From the records, return each line that has the word "rank" in it.

--- AVAILABLE DATA ---

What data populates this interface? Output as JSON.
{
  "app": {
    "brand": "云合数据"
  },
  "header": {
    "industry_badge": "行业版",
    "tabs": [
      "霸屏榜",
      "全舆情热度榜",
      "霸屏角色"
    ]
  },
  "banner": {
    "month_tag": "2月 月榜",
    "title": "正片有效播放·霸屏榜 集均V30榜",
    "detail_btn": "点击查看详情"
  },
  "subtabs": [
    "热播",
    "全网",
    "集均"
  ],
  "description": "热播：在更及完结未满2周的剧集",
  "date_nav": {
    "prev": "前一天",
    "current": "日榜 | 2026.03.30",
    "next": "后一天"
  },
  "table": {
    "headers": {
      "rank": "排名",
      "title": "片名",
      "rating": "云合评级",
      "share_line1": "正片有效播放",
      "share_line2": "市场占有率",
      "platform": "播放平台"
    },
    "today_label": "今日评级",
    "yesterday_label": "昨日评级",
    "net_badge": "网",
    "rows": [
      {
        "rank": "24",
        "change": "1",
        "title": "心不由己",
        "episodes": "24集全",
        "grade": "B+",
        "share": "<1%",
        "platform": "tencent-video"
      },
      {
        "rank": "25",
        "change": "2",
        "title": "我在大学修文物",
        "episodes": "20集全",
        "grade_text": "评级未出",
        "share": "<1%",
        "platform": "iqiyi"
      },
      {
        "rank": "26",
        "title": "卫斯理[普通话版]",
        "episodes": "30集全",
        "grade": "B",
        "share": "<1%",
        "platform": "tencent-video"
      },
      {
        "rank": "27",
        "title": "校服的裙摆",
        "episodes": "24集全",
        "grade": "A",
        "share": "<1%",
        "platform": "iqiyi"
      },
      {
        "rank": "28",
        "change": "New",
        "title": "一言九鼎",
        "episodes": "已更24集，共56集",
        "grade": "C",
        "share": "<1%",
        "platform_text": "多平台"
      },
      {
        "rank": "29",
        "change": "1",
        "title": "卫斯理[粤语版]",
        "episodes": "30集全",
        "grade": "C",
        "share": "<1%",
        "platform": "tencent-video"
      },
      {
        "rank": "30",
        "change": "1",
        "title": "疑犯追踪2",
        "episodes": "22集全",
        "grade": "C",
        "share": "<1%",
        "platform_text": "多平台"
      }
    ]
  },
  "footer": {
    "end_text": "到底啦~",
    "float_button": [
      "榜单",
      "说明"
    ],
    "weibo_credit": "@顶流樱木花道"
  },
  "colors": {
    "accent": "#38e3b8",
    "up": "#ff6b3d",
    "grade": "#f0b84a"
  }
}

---

## RESULT FOR THIS EXERCISE
      "rank": "排名",
        "rank": "24",
        "rank": "25",
        "rank": "26",
        "rank": "27",
        "rank": "28",
        "rank": "29",
        "rank": "30",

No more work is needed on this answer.